+++ Records to use

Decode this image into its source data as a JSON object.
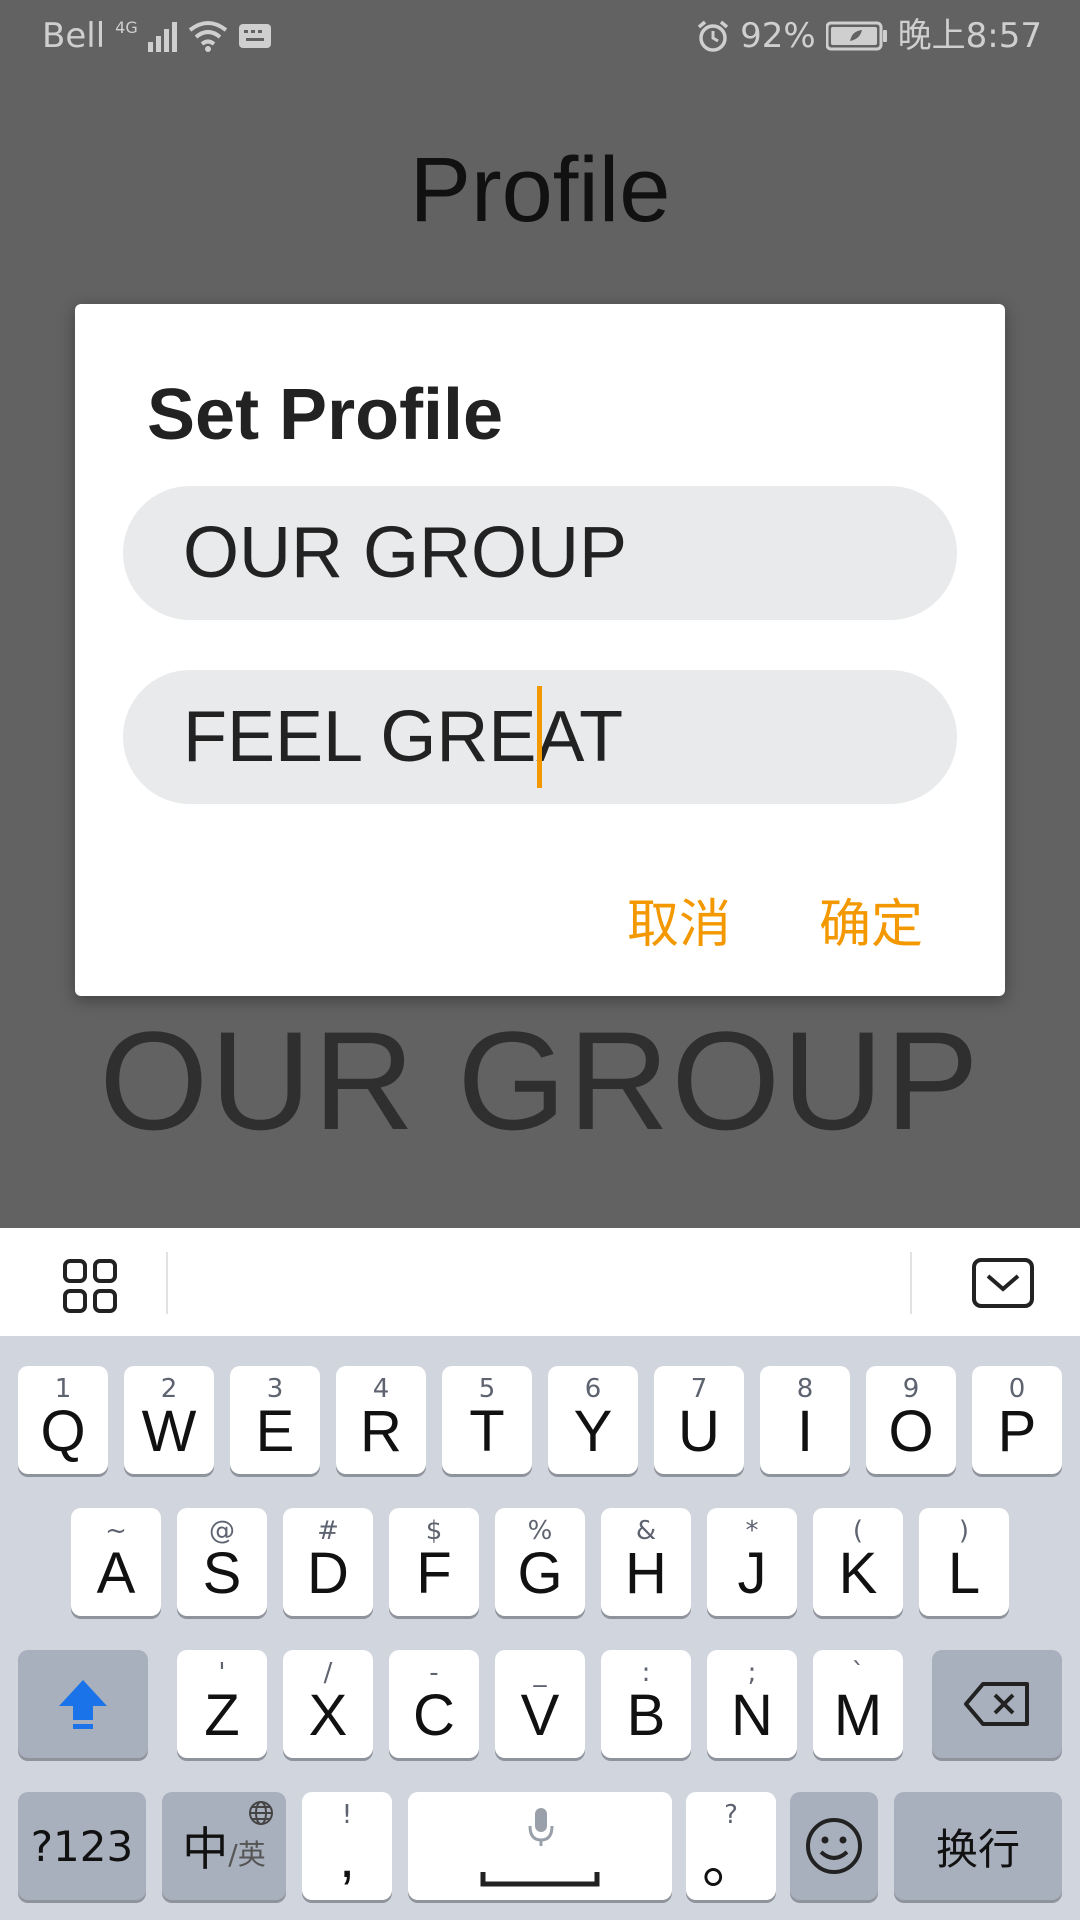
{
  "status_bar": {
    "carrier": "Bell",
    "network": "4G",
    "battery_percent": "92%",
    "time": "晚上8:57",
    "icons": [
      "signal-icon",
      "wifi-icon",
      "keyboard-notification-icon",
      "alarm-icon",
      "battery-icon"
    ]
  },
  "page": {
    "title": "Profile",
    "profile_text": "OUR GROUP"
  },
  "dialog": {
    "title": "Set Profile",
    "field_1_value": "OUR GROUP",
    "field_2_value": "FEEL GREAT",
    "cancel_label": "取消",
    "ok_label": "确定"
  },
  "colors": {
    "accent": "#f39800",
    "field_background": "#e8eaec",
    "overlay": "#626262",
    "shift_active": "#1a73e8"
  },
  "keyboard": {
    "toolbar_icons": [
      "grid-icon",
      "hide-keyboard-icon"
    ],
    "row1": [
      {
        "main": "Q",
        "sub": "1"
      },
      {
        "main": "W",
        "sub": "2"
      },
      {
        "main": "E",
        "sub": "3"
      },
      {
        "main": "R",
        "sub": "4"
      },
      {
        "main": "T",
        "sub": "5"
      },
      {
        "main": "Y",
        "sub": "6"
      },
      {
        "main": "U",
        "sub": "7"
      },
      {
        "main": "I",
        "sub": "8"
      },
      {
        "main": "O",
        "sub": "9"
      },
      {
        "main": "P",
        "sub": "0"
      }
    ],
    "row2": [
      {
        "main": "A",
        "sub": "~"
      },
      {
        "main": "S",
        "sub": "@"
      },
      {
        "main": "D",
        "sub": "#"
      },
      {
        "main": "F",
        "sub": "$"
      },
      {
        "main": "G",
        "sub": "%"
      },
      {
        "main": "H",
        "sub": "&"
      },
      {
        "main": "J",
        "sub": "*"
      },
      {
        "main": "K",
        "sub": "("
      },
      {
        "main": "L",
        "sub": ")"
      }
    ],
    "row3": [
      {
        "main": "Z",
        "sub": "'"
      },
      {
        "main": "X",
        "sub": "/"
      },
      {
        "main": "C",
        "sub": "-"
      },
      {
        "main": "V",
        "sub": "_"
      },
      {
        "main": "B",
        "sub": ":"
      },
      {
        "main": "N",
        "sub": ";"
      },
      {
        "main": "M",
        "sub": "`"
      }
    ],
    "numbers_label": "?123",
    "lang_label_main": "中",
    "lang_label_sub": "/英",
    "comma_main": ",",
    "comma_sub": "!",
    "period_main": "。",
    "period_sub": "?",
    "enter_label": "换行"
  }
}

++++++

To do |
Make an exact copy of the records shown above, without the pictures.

Answer area |
Decode this image into its source data as a JSON object.
{
  "status_bar": {
    "carrier": "Bell",
    "network": "4G",
    "battery_percent": "92%",
    "time": "晚上8:57",
    "icons": [
      "signal-icon",
      "wifi-icon",
      "keyboard-notification-icon",
      "alarm-icon",
      "battery-icon"
    ]
  },
  "page": {
    "title": "Profile",
    "profile_text": "OUR GROUP"
  },
  "dialog": {
    "title": "Set Profile",
    "field_1_value": "OUR GROUP",
    "field_2_value": "FEEL GREAT",
    "cancel_label": "取消",
    "ok_label": "确定"
  },
  "colors": {
    "accent": "#f39800",
    "field_background": "#e8eaec",
    "overlay": "#626262",
    "shift_active": "#1a73e8"
  },
  "keyboard": {
    "toolbar_icons": [
      "grid-icon",
      "hide-keyboard-icon"
    ],
    "row1": [
      {
        "main": "Q",
        "sub": "1"
      },
      {
        "main": "W",
        "sub": "2"
      },
      {
        "main": "E",
        "sub": "3"
      },
      {
        "main": "R",
        "sub": "4"
      },
      {
        "main": "T",
        "sub": "5"
      },
      {
        "main": "Y",
        "sub": "6"
      },
      {
        "main": "U",
        "sub": "7"
      },
      {
        "main": "I",
        "sub": "8"
      },
      {
        "main": "O",
        "sub": "9"
      },
      {
        "main": "P",
        "sub": "0"
      }
    ],
    "row2": [
      {
        "main": "A",
        "sub": "~"
      },
      {
        "main": "S",
        "sub": "@"
      },
      {
        "main": "D",
        "sub": "#"
      },
      {
        "main": "F",
        "sub": "$"
      },
      {
        "main": "G",
        "sub": "%"
      },
      {
        "main": "H",
        "sub": "&"
      },
      {
        "main": "J",
        "sub": "*"
      },
      {
        "main": "K",
        "sub": "("
      },
      {
        "main": "L",
        "sub": ")"
      }
    ],
    "row3": [
      {
        "main": "Z",
        "sub": "'"
      },
      {
        "main": "X",
        "sub": "/"
      },
      {
        "main": "C",
        "sub": "-"
      },
      {
        "main": "V",
        "sub": "_"
      },
      {
        "main": "B",
        "sub": ":"
      },
      {
        "main": "N",
        "sub": ";"
      },
      {
        "main": "M",
        "sub": "`"
      }
    ],
    "numbers_label": "?123",
    "lang_label_main": "中",
    "lang_label_sub": "/英",
    "comma_main": ",",
    "comma_sub": "!",
    "period_main": "。",
    "period_sub": "?",
    "enter_label": "换行"
  }
}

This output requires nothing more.